### RECORDS FOR THIS TASK
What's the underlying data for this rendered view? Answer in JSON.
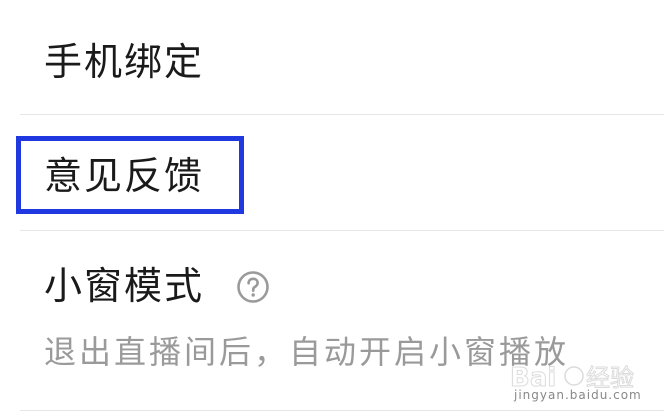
{
  "settings": {
    "items": [
      {
        "label": "手机绑定"
      },
      {
        "label": "意见反馈"
      },
      {
        "label": "小窗模式",
        "description": "退出直播间后，自动开启小窗播放",
        "icon": "help-circle-icon"
      }
    ]
  },
  "watermark": {
    "text": "jingyan.baidu.com"
  },
  "colors": {
    "highlight": "#1f38e0",
    "divider": "#e6e6e6",
    "text": "#1a1a1a",
    "subtext": "#9a9a9a"
  }
}
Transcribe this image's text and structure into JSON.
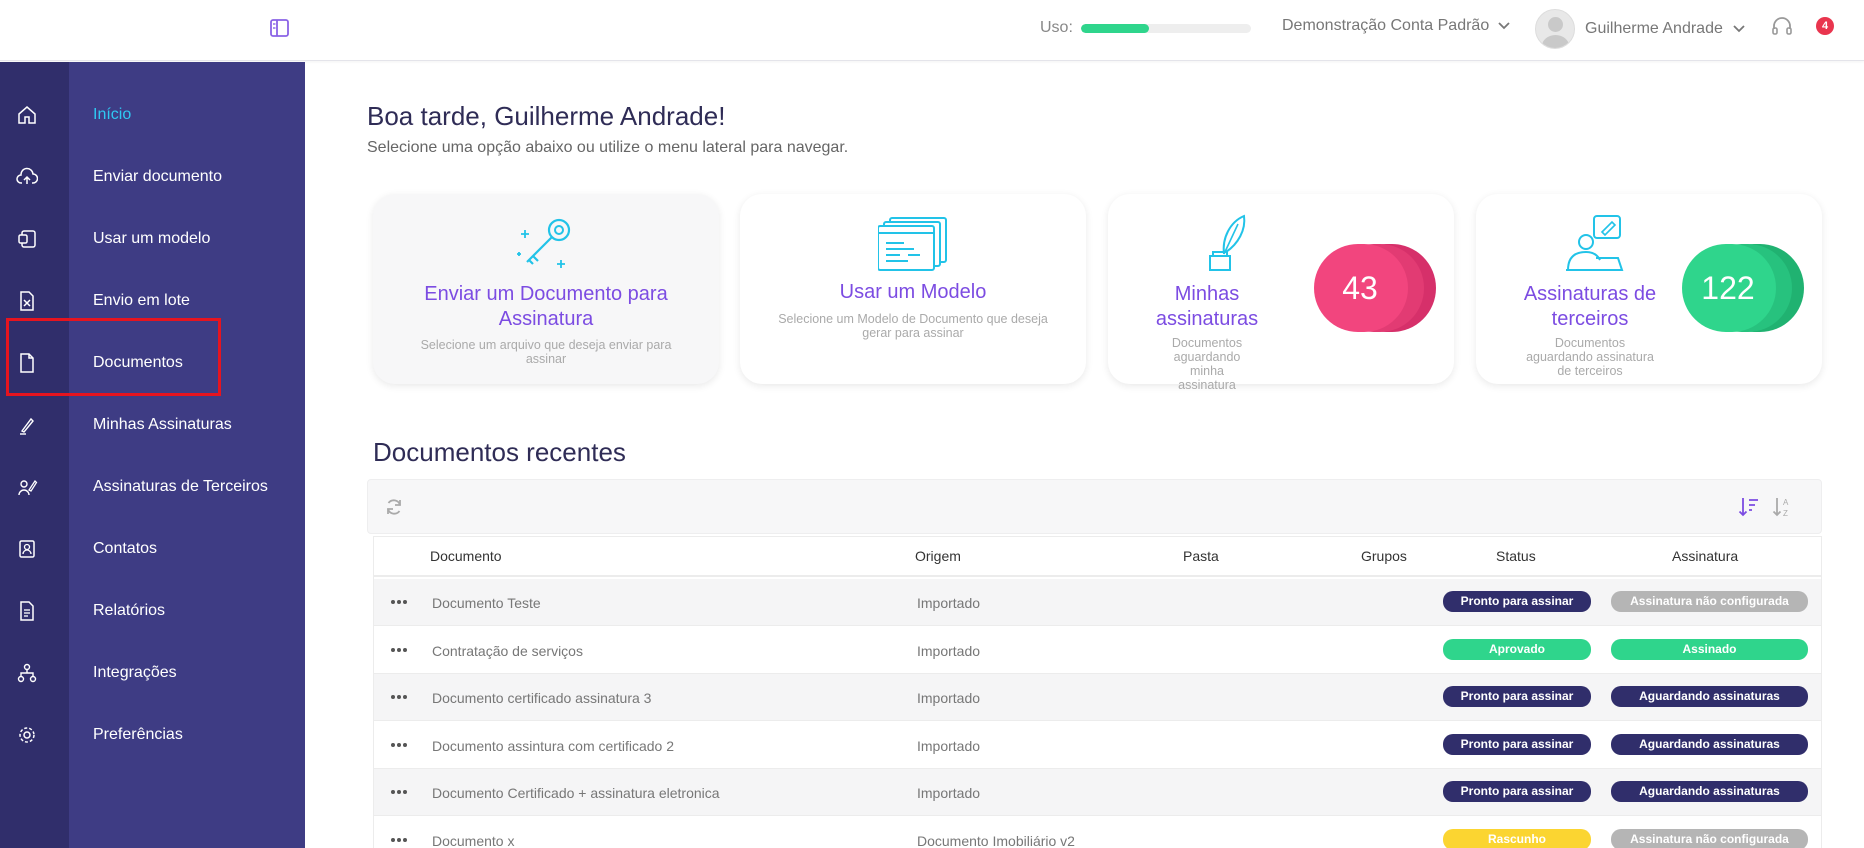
{
  "topbar": {
    "usage_label": "Uso:",
    "usage_fraction": 0.4,
    "account_name": "Demonstração Conta Padrão",
    "user_name": "Guilherme Andrade",
    "notification_count": "4"
  },
  "sidebar": {
    "items": [
      {
        "label": "Início",
        "icon": "home-icon",
        "active": true
      },
      {
        "label": "Enviar documento",
        "icon": "cloud-upload-icon"
      },
      {
        "label": "Usar um modelo",
        "icon": "template-icon"
      },
      {
        "label": "Envio em lote",
        "icon": "batch-file-icon"
      },
      {
        "label": "Documentos",
        "icon": "document-icon"
      },
      {
        "label": "Minhas Assinaturas",
        "icon": "pen-nib-icon"
      },
      {
        "label": "Assinaturas de Terceiros",
        "icon": "third-party-sign-icon"
      },
      {
        "label": "Contatos",
        "icon": "contact-book-icon"
      },
      {
        "label": "Relatórios",
        "icon": "report-icon"
      },
      {
        "label": "Integrações",
        "icon": "integrations-icon"
      },
      {
        "label": "Preferências",
        "icon": "gear-icon"
      }
    ]
  },
  "main": {
    "greeting": "Boa tarde, Guilherme Andrade!",
    "subgreeting": "Selecione uma opção abaixo ou utilize o menu lateral para navegar.",
    "cards": [
      {
        "title": "Enviar um Documento para Assinatura",
        "desc": "Selecione um arquivo que deseja enviar para assinar"
      },
      {
        "title": "Usar um Modelo",
        "desc": "Selecione um Modelo de Documento que deseja gerar para assinar"
      },
      {
        "title": "Minhas assinaturas",
        "desc": "Documentos aguardando minha assinatura",
        "count": "43"
      },
      {
        "title": "Assinaturas de terceiros",
        "desc": "Documentos aguardando assinatura de terceiros",
        "count": "122"
      }
    ],
    "recent_title": "Documentos recentes"
  },
  "table": {
    "headers": {
      "documento": "Documento",
      "origem": "Origem",
      "pasta": "Pasta",
      "grupos": "Grupos",
      "status": "Status",
      "assinatura": "Assinatura"
    },
    "rows": [
      {
        "documento": "Documento Teste",
        "origem": "Importado",
        "status": "Pronto para assinar",
        "assinatura": "Assinatura não configurada"
      },
      {
        "documento": "Contratação de serviços",
        "origem": "Importado",
        "status": "Aprovado",
        "assinatura": "Assinado"
      },
      {
        "documento": "Documento certificado assinatura 3",
        "origem": "Importado",
        "status": "Pronto para assinar",
        "assinatura": "Aguardando assinaturas"
      },
      {
        "documento": "Documento assintura com certificado 2",
        "origem": "Importado",
        "status": "Pronto para assinar",
        "assinatura": "Aguardando assinaturas"
      },
      {
        "documento": "Documento Certificado + assinatura eletronica",
        "origem": "Importado",
        "status": "Pronto para assinar",
        "assinatura": "Aguardando assinaturas"
      },
      {
        "documento": "Documento x",
        "origem": "Documento Imobiliário v2",
        "status": "Rascunho",
        "assinatura": "Assinatura não configurada"
      }
    ]
  },
  "colors": {
    "sidebar": "#3e3c84",
    "rail": "#302e6b",
    "active_nav": "#2fc8f2",
    "card_title": "#7c4ce2",
    "badge_navy": "#302e6b",
    "badge_green": "#2fd58c",
    "badge_gray": "#b5b5b5",
    "badge_yellow": "#fbd531",
    "counter_pink": "#f2457e",
    "counter_green": "#2fd58c"
  }
}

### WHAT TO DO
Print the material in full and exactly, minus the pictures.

### THE ANSWER
What's the underlying data for this rendered view? Answer in JSON.
{
  "settings": {
    "items": [
      {
        "label": "手机绑定"
      },
      {
        "label": "意见反馈"
      },
      {
        "label": "小窗模式",
        "description": "退出直播间后，自动开启小窗播放",
        "icon": "help-circle-icon"
      }
    ]
  },
  "watermark": {
    "text": "jingyan.baidu.com"
  },
  "colors": {
    "highlight": "#1f38e0",
    "divider": "#e6e6e6",
    "text": "#1a1a1a",
    "subtext": "#9a9a9a"
  }
}
Transcribe this image's text and structure into JSON.
{
  "topbar": {
    "usage_label": "Uso:",
    "usage_fraction": 0.4,
    "account_name": "Demonstração Conta Padrão",
    "user_name": "Guilherme Andrade",
    "notification_count": "4"
  },
  "sidebar": {
    "items": [
      {
        "label": "Início",
        "icon": "home-icon",
        "active": true
      },
      {
        "label": "Enviar documento",
        "icon": "cloud-upload-icon"
      },
      {
        "label": "Usar um modelo",
        "icon": "template-icon"
      },
      {
        "label": "Envio em lote",
        "icon": "batch-file-icon"
      },
      {
        "label": "Documentos",
        "icon": "document-icon"
      },
      {
        "label": "Minhas Assinaturas",
        "icon": "pen-nib-icon"
      },
      {
        "label": "Assinaturas de Terceiros",
        "icon": "third-party-sign-icon"
      },
      {
        "label": "Contatos",
        "icon": "contact-book-icon"
      },
      {
        "label": "Relatórios",
        "icon": "report-icon"
      },
      {
        "label": "Integrações",
        "icon": "integrations-icon"
      },
      {
        "label": "Preferências",
        "icon": "gear-icon"
      }
    ]
  },
  "main": {
    "greeting": "Boa tarde, Guilherme Andrade!",
    "subgreeting": "Selecione uma opção abaixo ou utilize o menu lateral para navegar.",
    "cards": [
      {
        "title": "Enviar um Documento para Assinatura",
        "desc": "Selecione um arquivo que deseja enviar para assinar"
      },
      {
        "title": "Usar um Modelo",
        "desc": "Selecione um Modelo de Documento que deseja gerar para assinar"
      },
      {
        "title": "Minhas assinaturas",
        "desc": "Documentos aguardando minha assinatura",
        "count": "43"
      },
      {
        "title": "Assinaturas de terceiros",
        "desc": "Documentos aguardando assinatura de terceiros",
        "count": "122"
      }
    ],
    "recent_title": "Documentos recentes"
  },
  "table": {
    "headers": {
      "documento": "Documento",
      "origem": "Origem",
      "pasta": "Pasta",
      "grupos": "Grupos",
      "status": "Status",
      "assinatura": "Assinatura"
    },
    "rows": [
      {
        "documento": "Documento Teste",
        "origem": "Importado",
        "status": "Pronto para assinar",
        "assinatura": "Assinatura não configurada"
      },
      {
        "documento": "Contratação de serviços",
        "origem": "Importado",
        "status": "Aprovado",
        "assinatura": "Assinado"
      },
      {
        "documento": "Documento certificado assinatura 3",
        "origem": "Importado",
        "status": "Pronto para assinar",
        "assinatura": "Aguardando assinaturas"
      },
      {
        "documento": "Documento assintura com certificado 2",
        "origem": "Importado",
        "status": "Pronto para assinar",
        "assinatura": "Aguardando assinaturas"
      },
      {
        "documento": "Documento Certificado + assinatura eletronica",
        "origem": "Importado",
        "status": "Pronto para assinar",
        "assinatura": "Aguardando assinaturas"
      },
      {
        "documento": "Documento x",
        "origem": "Documento Imobiliário v2",
        "status": "Rascunho",
        "assinatura": "Assinatura não configurada"
      }
    ]
  },
  "colors": {
    "sidebar": "#3e3c84",
    "rail": "#302e6b",
    "active_nav": "#2fc8f2",
    "card_title": "#7c4ce2",
    "badge_navy": "#302e6b",
    "badge_green": "#2fd58c",
    "badge_gray": "#b5b5b5",
    "badge_yellow": "#fbd531",
    "counter_pink": "#f2457e",
    "counter_green": "#2fd58c"
  }
}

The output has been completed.